No one should be too surprised to see a collection of acoustic piano pieces being issued by 1631 Recordings. After all, one of the label's co-founders is David Wenngren (Kning Disk label overseer Mattias Nilsson the other), who's been making memorable music under the Library Tapes alias for more than a decade, much of it piano-based. Wenngren contributes a fine Library Tapes piece (“Running by the Roads, Running by the Fields”) to the compilation, as do an impressive number of kindred spirits, Nils Frahm, Peter Broderick, Hior Chronik, and Schole main man Akira Kosemura among them.
Endless Melancholy is also one of the contributors, but the moniker could just as easily be used as a title for the compilation as a whole. Nostalgic, wistful moods predominate, and consequently Piano Cloud - Volume One achieves a remarkable degree of cohesiveness, even though many artists take part. Strengthening that impression of unanimity is the minimal approach shared by the contributors: the style of piano playing is generally of the stripped-down variety, and it's rare for the listener to be drowned by a sea of notes.

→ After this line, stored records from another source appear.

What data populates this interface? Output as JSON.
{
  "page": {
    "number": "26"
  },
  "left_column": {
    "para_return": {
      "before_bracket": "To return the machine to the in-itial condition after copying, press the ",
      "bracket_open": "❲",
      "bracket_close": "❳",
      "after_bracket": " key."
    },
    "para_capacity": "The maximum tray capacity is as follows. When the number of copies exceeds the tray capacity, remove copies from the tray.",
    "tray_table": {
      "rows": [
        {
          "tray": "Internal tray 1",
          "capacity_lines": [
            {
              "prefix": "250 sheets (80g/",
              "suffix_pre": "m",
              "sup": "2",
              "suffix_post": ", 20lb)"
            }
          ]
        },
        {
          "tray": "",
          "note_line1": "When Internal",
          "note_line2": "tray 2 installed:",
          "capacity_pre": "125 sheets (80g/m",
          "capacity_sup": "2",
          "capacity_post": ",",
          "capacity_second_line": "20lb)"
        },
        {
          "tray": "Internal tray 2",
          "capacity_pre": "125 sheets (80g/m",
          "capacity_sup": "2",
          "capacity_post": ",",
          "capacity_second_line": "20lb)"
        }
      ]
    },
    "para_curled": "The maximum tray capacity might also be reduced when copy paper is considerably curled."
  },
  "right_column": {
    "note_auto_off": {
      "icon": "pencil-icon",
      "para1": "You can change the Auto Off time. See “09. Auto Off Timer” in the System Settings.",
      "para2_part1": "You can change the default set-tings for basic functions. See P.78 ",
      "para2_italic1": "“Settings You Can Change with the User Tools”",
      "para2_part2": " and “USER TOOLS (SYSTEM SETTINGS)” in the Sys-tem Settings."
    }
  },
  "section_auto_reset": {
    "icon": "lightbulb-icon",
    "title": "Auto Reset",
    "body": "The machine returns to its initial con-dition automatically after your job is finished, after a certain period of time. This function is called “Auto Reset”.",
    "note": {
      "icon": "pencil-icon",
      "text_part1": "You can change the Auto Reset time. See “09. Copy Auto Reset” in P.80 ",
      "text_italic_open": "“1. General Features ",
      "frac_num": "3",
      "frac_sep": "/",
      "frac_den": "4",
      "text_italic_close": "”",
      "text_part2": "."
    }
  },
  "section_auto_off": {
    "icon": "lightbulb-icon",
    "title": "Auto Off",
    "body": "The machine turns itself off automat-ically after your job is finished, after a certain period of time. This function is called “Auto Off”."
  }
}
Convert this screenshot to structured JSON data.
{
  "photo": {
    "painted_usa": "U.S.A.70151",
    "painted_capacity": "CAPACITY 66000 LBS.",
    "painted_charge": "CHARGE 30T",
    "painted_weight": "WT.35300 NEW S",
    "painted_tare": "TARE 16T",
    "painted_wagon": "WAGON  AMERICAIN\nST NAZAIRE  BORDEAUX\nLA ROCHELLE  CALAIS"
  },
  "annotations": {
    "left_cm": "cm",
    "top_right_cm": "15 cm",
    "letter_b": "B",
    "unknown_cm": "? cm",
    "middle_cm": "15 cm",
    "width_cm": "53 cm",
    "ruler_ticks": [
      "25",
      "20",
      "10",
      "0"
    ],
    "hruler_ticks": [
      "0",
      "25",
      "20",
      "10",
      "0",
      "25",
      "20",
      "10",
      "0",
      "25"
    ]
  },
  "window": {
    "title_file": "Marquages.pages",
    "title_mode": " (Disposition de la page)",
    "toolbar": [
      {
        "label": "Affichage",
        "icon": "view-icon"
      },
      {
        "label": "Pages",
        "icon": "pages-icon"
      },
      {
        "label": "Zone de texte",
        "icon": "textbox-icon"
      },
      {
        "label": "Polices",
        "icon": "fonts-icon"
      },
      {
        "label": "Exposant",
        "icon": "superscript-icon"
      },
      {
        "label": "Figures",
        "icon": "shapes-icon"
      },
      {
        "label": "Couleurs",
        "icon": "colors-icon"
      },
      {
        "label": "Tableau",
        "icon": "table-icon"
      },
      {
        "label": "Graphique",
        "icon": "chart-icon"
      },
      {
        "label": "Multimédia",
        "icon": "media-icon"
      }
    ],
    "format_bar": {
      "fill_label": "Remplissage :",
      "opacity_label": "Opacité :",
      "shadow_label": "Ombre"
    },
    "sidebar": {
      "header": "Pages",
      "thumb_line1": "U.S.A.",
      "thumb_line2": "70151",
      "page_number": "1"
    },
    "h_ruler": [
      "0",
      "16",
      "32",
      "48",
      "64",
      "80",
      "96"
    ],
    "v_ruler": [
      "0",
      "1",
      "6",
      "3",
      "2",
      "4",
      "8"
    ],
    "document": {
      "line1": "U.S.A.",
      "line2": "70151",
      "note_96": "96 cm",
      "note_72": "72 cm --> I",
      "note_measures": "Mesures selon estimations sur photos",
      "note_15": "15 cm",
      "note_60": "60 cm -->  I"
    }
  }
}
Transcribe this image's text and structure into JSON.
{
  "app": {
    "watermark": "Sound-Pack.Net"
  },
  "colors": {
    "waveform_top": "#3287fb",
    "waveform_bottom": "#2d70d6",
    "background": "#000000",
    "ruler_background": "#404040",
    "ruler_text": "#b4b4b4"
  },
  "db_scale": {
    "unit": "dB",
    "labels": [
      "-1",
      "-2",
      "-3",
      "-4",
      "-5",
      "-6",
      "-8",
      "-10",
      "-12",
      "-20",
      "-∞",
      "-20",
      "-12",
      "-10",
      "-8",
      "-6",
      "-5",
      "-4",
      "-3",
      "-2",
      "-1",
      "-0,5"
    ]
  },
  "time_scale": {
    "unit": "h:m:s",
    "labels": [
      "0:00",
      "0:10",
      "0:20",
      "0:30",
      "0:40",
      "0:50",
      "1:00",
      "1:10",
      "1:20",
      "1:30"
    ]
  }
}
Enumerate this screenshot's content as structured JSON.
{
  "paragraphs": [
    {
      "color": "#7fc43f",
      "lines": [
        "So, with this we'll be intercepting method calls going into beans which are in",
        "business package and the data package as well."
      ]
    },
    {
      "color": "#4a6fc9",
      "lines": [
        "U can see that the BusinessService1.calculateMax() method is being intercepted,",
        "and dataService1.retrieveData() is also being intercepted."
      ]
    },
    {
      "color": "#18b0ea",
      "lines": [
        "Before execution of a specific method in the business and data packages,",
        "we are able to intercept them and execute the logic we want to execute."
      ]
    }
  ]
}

It's telling that when a piece does distance itself from the others, it does so less for reasons of musical style than ambient design, as happens when atmospheric noises find their way into Lucy Claire's “Kaiwata tsuki - The Barren Moon.” That being said, Joep Beving does separate his piece from the others by investing his ruminative “A Hunger for the New” with a bluesy feel.Though Frahm opens the set with a characteristically lovely setting of delicate, dream-like splendour, it's nice to see him bringing some welcome levity to the project by titling his piece “Nils has a New Piano.” Delicacy characterizes other cases, too, among them Oskar Schuster's softly sparkling “Singur,” Gabriela Parra's “Olopte's Lullaby,” Kosemura's “Farewell,” and Stray Ghost's “Two Steps Too Often Aside (Early Variation I).” In addition, Broderick, Anna Rose Carter, and Heinali contribute resplendently chiming settings, “Eyes Closed and Traveling,” “Unstitch,” and “Soft like Snow,” respectively. Though there's a generous amount of music included—twenty pieces in total—most are in the three-minute range, resulting in a comprehensive hour-long recording that isn't so long the digital release wears out its welcome.